Should Business Managers Run Law Firms?

To what degree should business executives oversee operations at law firms as opposed to lawyers who do what they do best — practice the law?

At the law firm Katten Muchin Rosenman of Chicago, that question was addressed on Oct. 9 when it told Big Law Business it has no plans to scale back managerial oversight of its 600-lawyer firm with $550 million in revenue.

Instead, it is bringing on board Baker McKenzie’s longtime chief operating officer, Craig Courter, who will take the reins of the firm’s business operations, effective Oct. 16.

“The COO, in my way of viewing the world, is making sure the business runs like a business,” Courter said in an interview.

“You have to make sure the systems and processes and support teams are all organized in order to give the clients the best service possible.”

Courter marks one of a growing number of business executives at large law firms who do not practice law — some do not hold law degrees — but are charged with the delicate task of telling lawyers how to manage their work. This can range from deciding how lawyers log their hours to analyzing whether a client matter is profitable enough for the firm to take on.

Courter depicted his role as a non-confrontational support service to lawyers. Others have said their efforts can be met with skepticism.

John Yoshimura is chief operating officer at McDermott Will & Emery.

This year, he has been executing a project of assigning a four-person business development team to a sample group of roughly 20 McDermott partners. The partners work with staff to identify new clients to solicit and touch base with old ones they haven’t spoken to in a while.

Yoshimura said partners have been “skeptical” of business development staff handling their client relations, so the project has started only in a test phase.

He made the case that doing outreach through business development staff — who are paid somewhere between associates and junior partners — is more cost effective than having partners do it.

“We pay the attorneys to practice law, not to develop business,” said Yoshimura.

Such business management jobs have emerged as law firms have amassed thousands of lawyers worldwide in an increasingly global economy, technology like artificial intelligence starts to affect the law practice, and competition increases as clients cut back on legal spend.

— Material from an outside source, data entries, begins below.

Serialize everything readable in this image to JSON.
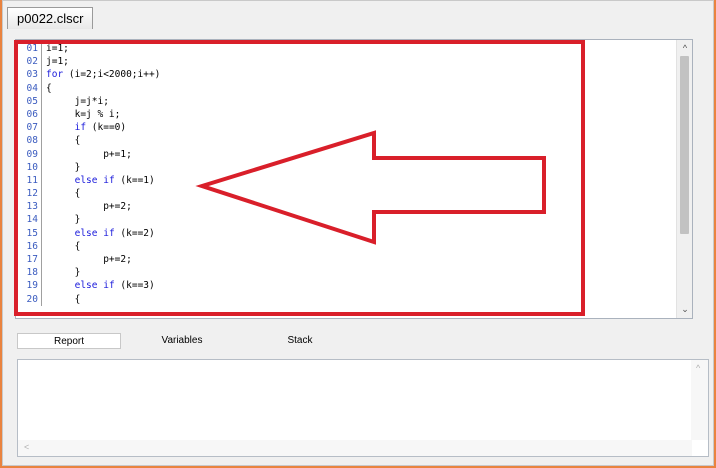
{
  "document_tab": {
    "label": "p0022.clscr"
  },
  "editor": {
    "lines": [
      {
        "num": "01",
        "code": "i=1;"
      },
      {
        "num": "02",
        "code": "j=1;"
      },
      {
        "num": "03",
        "code": "for (i=2;i<2000;i++)"
      },
      {
        "num": "04",
        "code": "{"
      },
      {
        "num": "05",
        "code": "     j=j*i;"
      },
      {
        "num": "06",
        "code": "     k=j % i;"
      },
      {
        "num": "07",
        "code": "     if (k==0)"
      },
      {
        "num": "08",
        "code": "     {"
      },
      {
        "num": "09",
        "code": "          p+=1;"
      },
      {
        "num": "10",
        "code": "     }"
      },
      {
        "num": "11",
        "code": "     else if (k==1)"
      },
      {
        "num": "12",
        "code": "     {"
      },
      {
        "num": "13",
        "code": "          p+=2;"
      },
      {
        "num": "14",
        "code": "     }"
      },
      {
        "num": "15",
        "code": "     else if (k==2)"
      },
      {
        "num": "16",
        "code": "     {"
      },
      {
        "num": "17",
        "code": "          p+=2;"
      },
      {
        "num": "18",
        "code": "     }"
      },
      {
        "num": "19",
        "code": "     else if (k==3)"
      },
      {
        "num": "20",
        "code": "     {"
      }
    ]
  },
  "bottom_tabs": [
    {
      "label": "Report",
      "active": true
    },
    {
      "label": "Variables",
      "active": false
    },
    {
      "label": "Stack",
      "active": false
    }
  ],
  "colors": {
    "highlight": "#d91f2a",
    "keyword": "#1a1adb",
    "background": "#e9833f"
  },
  "icons": {
    "scroll_up": "chevron-up-icon",
    "scroll_down": "chevron-down-icon",
    "scroll_left": "chevron-left-icon",
    "scroll_right": "chevron-right-icon"
  }
}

McDermott, with more than 950 lawyers, and Katten, with 600, are smaller than others on the list of the world’s largest law firms. Courter comes from Baker McKenzie, which staffed more than 4,600 lawyers. The largest by revenue in 2017 was Latham & Watkins, which took in more than $2.8 billion, according to The American Lawyer.

As large law firms have gotten larger, the demand for business administrators has only grown, said Victor Núñez, the chief operating officer of the Americas at White & Case.

Núñez joined White & Case as a financial analyst from his role as a business development chief at American Express in 2003.

“I really didn’t know much about law firms and how they operate,” said Núñez. “It was interesting to me.”

Núñez holds a master of international finance and business from Columbia University and took an executive program at Stanford business school. But he never went to law school. Some of his duties have entailed assessing the profitability of client matters, as well as forming strategy around and executing new office openings.

One significant project he worked on was the relocation of White & Case’s New York office, from its longtime headquarters at 1155 Avenue of Americas, to 1221 6th Avenue — a transition that saw office space reduce from 28 floors to nine, with more open space and more room for its lawyers to interact.

The office staffs just under 400 lawyers in New York, he said.

It is generally known that such moves can ruffle feathers of some veteran partners used to working in private offices. But Núñez didn’t speak to those issues.

His path from the business world is different than others, such as Courter’s, the lawyer who joined Katten as chief operating officer. But even Courter hasn’t practiced law since the 1990s.

Courter was a law clerk and then an associate at the San Diego law firm Seltzer Caplan McMahon Vitek before becoming the firm’s chief information officer. In that position, he oversaw design, implementation, training and maintenance of the firm’s technology.

In 2000, he moved over to Baker McKenzie, where he oversaw its technology for seven years. It was on to Perkins Coie for a six-year stint and then back to Baker in 2013.

At Katten, Courter will oversee marketing, finance, technology, talent management and human resources. He replaces Katten’s outgoing chief operating officer, Allan Wood, who is retiring.

He was tight-lipped about any major changes he has in store for Katten. But he mentioned something about his tenure at Baker. One of the projects he undertook there was implementing a financial management and accounting software, SAP, which is used by many corporations, such as Walmart.

He punted on saying whether he would do that at Katten.

“When you’re deciding on a system to go to, there are a lot of aspects to look at,” he said.

Contact the reporter responsible for this story: Casey Sullivan at csullivan@bloomberglaw.com.

Contact the editor responsible for this story: John Crawley at jcrawley@bna.com.